After being merely a passenger for most of the game, Maradona stepped up in Argentina's time of need. The Napoli star proved to be the architect of Argentina's winning goal, weaving his way deep into the German half before sending Jorge Burruchaga on a clear break with an exquisite, defence splitting pass that the forward thrashed past Schumacher with six minutes left in regulation.
Argentina was crowned world champions for the second time and Maradona, the undisputed king of the tournament, basked in the hot Mexican sun as he lifted the World Cup trophy.
FOOD FOR THOUGHT
- Canada was coached by Tony Waiters, a former goalkeeper for Blackpool (1959-66) and Burnley (1970-71) in England. He also played five times for England's national team.
- Although he was coy about it in the post-match press conference, Maradona came clean about the "Hand of God" goal in his 2002 autobiography when he wrote: "Now I feel I am able to say what I couldn't then. At the time I called it 'the hand of God'. Bollocks! It wasn't the hand of God, it was the hand of Diego! And it felt a little bit like pick-pocketing the English."
- A new attendance mark was set in Mexico as 2,407,431 spectators attended the 52 games. The Argentina-West Germany final was the best-attended game with 114,660 fans.
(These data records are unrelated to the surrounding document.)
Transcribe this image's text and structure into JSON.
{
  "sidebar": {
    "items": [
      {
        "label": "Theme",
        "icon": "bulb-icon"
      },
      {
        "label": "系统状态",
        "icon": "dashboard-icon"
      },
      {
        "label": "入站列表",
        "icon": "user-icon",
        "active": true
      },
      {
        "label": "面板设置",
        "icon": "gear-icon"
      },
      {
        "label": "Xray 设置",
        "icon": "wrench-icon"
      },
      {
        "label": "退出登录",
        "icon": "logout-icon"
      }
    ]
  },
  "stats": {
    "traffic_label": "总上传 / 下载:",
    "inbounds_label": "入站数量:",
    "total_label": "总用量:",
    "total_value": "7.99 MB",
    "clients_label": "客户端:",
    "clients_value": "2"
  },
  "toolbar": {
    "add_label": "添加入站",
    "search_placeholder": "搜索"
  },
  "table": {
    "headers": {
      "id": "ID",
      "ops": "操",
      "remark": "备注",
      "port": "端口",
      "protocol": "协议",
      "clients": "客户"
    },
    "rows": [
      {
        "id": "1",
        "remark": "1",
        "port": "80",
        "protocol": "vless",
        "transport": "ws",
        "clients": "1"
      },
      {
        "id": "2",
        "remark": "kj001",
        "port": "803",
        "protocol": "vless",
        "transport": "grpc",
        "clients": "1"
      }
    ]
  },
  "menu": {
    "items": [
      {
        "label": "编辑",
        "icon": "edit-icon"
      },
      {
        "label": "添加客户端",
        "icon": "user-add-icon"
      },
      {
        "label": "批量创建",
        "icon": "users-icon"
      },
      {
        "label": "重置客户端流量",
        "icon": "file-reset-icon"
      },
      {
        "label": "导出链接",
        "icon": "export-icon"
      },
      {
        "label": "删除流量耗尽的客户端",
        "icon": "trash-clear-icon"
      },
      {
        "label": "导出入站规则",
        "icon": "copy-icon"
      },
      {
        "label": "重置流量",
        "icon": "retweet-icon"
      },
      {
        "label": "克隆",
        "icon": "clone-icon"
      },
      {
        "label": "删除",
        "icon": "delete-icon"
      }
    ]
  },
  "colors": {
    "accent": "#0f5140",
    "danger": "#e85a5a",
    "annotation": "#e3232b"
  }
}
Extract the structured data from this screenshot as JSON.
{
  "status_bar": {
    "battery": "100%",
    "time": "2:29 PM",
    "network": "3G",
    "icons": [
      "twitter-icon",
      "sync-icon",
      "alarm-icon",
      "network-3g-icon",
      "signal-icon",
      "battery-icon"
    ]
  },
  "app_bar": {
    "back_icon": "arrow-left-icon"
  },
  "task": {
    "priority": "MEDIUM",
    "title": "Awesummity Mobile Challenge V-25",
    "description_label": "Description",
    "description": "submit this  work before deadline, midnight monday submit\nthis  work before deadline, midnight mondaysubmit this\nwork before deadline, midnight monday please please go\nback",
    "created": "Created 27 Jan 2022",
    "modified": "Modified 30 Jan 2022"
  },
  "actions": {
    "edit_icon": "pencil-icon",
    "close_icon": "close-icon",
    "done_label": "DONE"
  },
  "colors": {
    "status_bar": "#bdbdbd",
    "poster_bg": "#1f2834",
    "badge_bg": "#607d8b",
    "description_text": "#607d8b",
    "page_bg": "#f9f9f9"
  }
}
At the other end of the spectrum, only 13,800 fans saw the Canada-Hungary contest in the first round.
- Yugoslavia's Bora Milutinovic is the only man to coach five different countries at the World Cup (Mexico in 1986, Costa Rica in 1990, the United States in 1994, Nigeria in 1998 and China in 2002). All the teams, with the exception of China, advanced beyond the first round.
- Hugo Sanchez, Mexico's goal-scoring hero in 1986, was also a qualified dentist.
- Morocco was the first African nation to qualify for the second round at the World Cup.
- Mexico has played in 13 World Cups, but has only progressed as far as the quarter-finals, both times (1970 and 1986) on home soil.
- Jose Batista was given a red card a mere 56 seconds after the opening kickoff in Uruguay's first-round game against Scotland, the quickest expulsion ever at the World Cup.
- Portugal was back at the World Cup for the first time since 1966. It would have to wait almost as long (another 16 years) before making its third trip to the World Cup in 2002.
- Gary Lineker is the only English player to finish top scorer in a World Cup.